1. Establish a visible and national focus on social and state responses to femicide in Canada;
2. Count and track cases of femicide as they occur throughout the country while also remembering and honouring these women and girls;
3. Identify legislation, policies and practices in social and state responses to femicide that perpetuate and maintain social structures and gender inequalities that are conducive to, or help facilitate, the perpetration of femicide;
4. Through research, document social and state responses to femicide that may further increase the vulnerability and marginalization of some groups of girls and women due to varying social identities (e.g. indigeneity, race/ethnicity, culture, age, LGBTQ2, religion, disability, poverty, geography and so on);
5. Through research, identify and examine the stereotypes and biases that support the varying social and state responses documented;
6. Facilitate the exchange of information, reliable data, and current knowledge that can advance legislative, policy and program change on issues related to the prevention of femicide in Canada at the local, regional, provincial/territorial, and/or national levels;
7. Monitor emerging issues/trends related to femicide/violence against women generally;
8. Provide user-friendly and reliable information, resources and research on femicide;
9. Act as a knowledge broker for researchers, professionals, policy-makers, media and public.
Dawson, M., M. Carrigan, and E. Hill. 2019.Femicide: An Oxford Bibliography.
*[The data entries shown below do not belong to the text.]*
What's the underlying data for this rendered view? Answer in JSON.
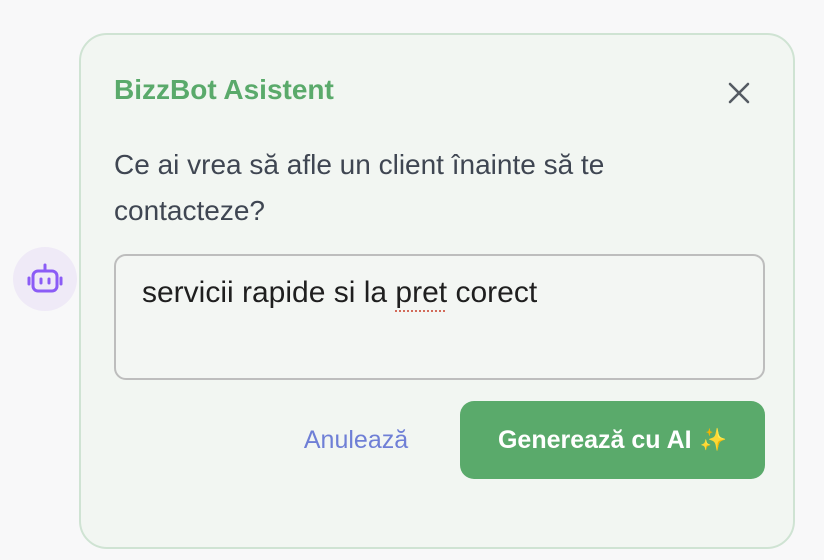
{
  "panel": {
    "title": "BizzBot Asistent",
    "question": "Ce ai vrea să afle un client înainte să te contacteze?",
    "answer": {
      "before": "servicii rapide si la ",
      "misspelled": "pret",
      "after": " corect"
    },
    "cancel_label": "Anulează",
    "generate_label": "Generează cu AI",
    "generate_icon": "✨"
  },
  "icons": {
    "avatar": "robot-icon",
    "close": "close-icon"
  },
  "colors": {
    "accent": "#5aaa6b",
    "link": "#6f7fd6",
    "avatar_bg": "#efeaf7",
    "robot": "#8b5cf6"
  }
}
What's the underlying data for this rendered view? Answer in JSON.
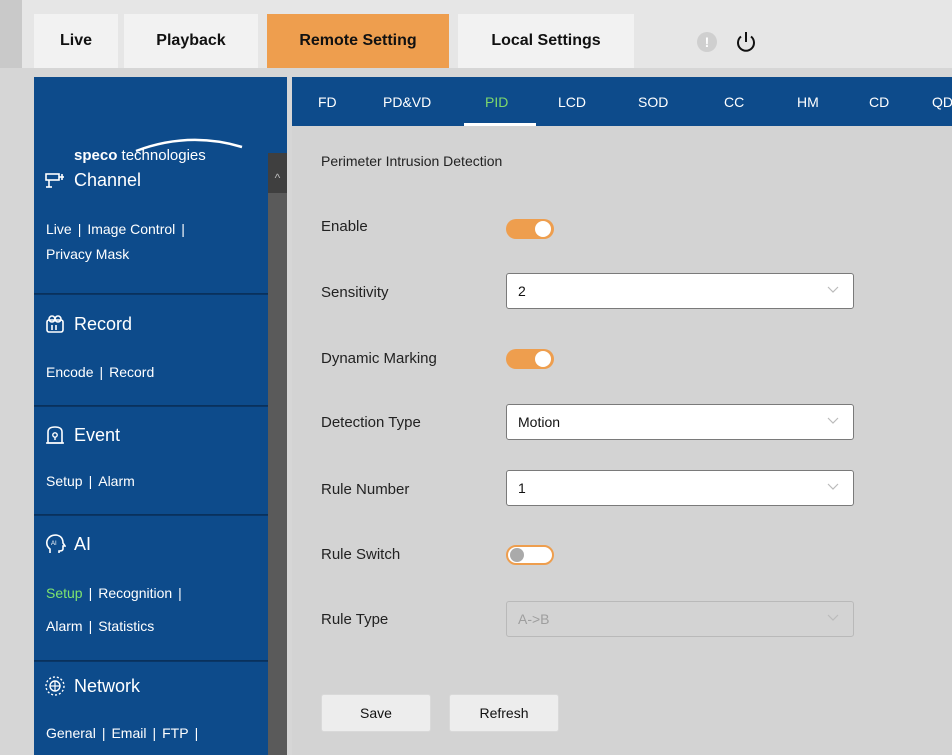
{
  "top_nav": {
    "tabs": [
      {
        "label": "Live"
      },
      {
        "label": "Playback"
      },
      {
        "label": "Remote Setting"
      },
      {
        "label": "Local Settings"
      }
    ],
    "active_tab": "Remote Setting",
    "alert_glyph": "!",
    "colors": {
      "active_tab": "#ee9e4e",
      "tab": "#f2f2f2"
    }
  },
  "sidebar": {
    "logo": {
      "bold": "speco",
      "rest": " technologies"
    },
    "sections": [
      {
        "title": "Channel",
        "icon": "camera-icon",
        "links": [
          "Live",
          "Image Control",
          "Privacy Mask"
        ]
      },
      {
        "title": "Record",
        "icon": "record-icon",
        "links": [
          "Encode",
          "Record"
        ]
      },
      {
        "title": "Event",
        "icon": "alarm-bell-icon",
        "links": [
          "Setup",
          "Alarm"
        ]
      },
      {
        "title": "AI",
        "icon": "ai-head-icon",
        "links": [
          "Setup",
          "Recognition",
          "Alarm",
          "Statistics"
        ],
        "active_link": "Setup"
      },
      {
        "title": "Network",
        "icon": "network-globe-icon",
        "links": [
          "General",
          "Email",
          "FTP"
        ]
      }
    ],
    "colors": {
      "background": "#0d4b8b",
      "active_link": "#7ee46e"
    }
  },
  "subtabs": {
    "items": [
      "FD",
      "PD&VD",
      "PID",
      "LCD",
      "SOD",
      "CC",
      "HM",
      "CD",
      "QD"
    ],
    "active": "PID"
  },
  "form": {
    "section_title": "Perimeter Intrusion Detection",
    "enable": {
      "label": "Enable",
      "value": true
    },
    "sensitivity": {
      "label": "Sensitivity",
      "value": "2"
    },
    "dynamic_marking": {
      "label": "Dynamic Marking",
      "value": true
    },
    "detection_type": {
      "label": "Detection Type",
      "value": "Motion"
    },
    "rule_number": {
      "label": "Rule Number",
      "value": "1"
    },
    "rule_switch": {
      "label": "Rule Switch",
      "value": false
    },
    "rule_type": {
      "label": "Rule Type",
      "value": "A->B",
      "disabled": true
    }
  },
  "buttons": {
    "save": "Save",
    "refresh": "Refresh"
  }
}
New York: Oxford [In press].
Dawson, M. 2018. The Canadian Femicide Observatory for Justice and Accountability. Chapter 6 inContesting Femicide – Feminism and the Power of Law Revisited: Essays in Honour of Carol Smart, edited by A. Howe and D. Alaatinoglu. London: Routledge.
Dawson, M. 2018. Femicide in Canada: Accountability and Punishment. Pg. 14-23 in Femicide IX: Femicide, State Accountability and Punishment.Vienna: Academic Council of United Nations System.
Dawson, M., D. Sutton, M. Carrigan, and V. Grand’Maison. 2018. #CallItFemicide: Understanding Gender-based Killings of Women and Girls (78 pages). Guelph, ON: Centre for the Study of Social and Legal Responses to Violence.
Dawson, M. 2017. Patterns in femicides of older women in Ontario, Canada, 1974-2012. Pg. 8-15 in Femicide VIII: Abuse and Femicide of the Older Woman. Vienna: Academic Council of United Nations System.
Sutton, D. and M. Dawson. 2017. Femicide of Older Women. Learning Network Brief (31). London, ON: Learning Network, Centre for Research and Education on Violence Against Women and Children.
Dawson, M. 2016. Punishing femicide: Criminal justice responses to the killing of women over four decades. Current Sociology 64(7): 996-1016.
Dawson, M. Intimacy, gender and homicide: The validity and utility of common stereotypes in law. 2016. Chapter 3 in Gender, Murder and Responsibility: An International Perspective, edited by K. Fitz-Gibbons and S. Walklate (Routledge).
Johnson, H and M. Dawson. 2011. Violence Against Women in Canada: Research and Policy Perspectives. Toronto: Oxford University Press. [Chapter 6, Femicide]
Dawson, M. 2012. Intimacy, homicide, and punishment: Examining court outcomes over three decades. Australian and New Zealand Journal of Criminology 45(3): 400-422.
Dawson, M. 2006. Intimacy, violence and the law: Exploring stereotypes about victim-defendant relationship and violent crime. Journal of Criminal Law and Criminology 96(4): 1417-1450.
Dawson, M. 2005. Intimate femicide followed by suicide: Examining the role of premeditation. Suicide & Life-Threatening Behavior 35(1): 76-90.
Dawson, M. 2004. Rethinking the boundaries of intimacy at the end of the century: The role of victim-defendant relationship in criminal justice decision-making over time. Law & Society Review 38(1): 105-138.
Dawson, M. 2003. The cost of ‘lost’ intimacy: The effect of relationship state on criminal justice decision-making. The British Journal of Criminology 43(4): 689-709.
Dawson, M. & R. Gartner. (1998). Differences in the Characteristics of Intimate Femicide: The Role of Relationship State and Relationship Status. Homicide Studies 2: 378-399.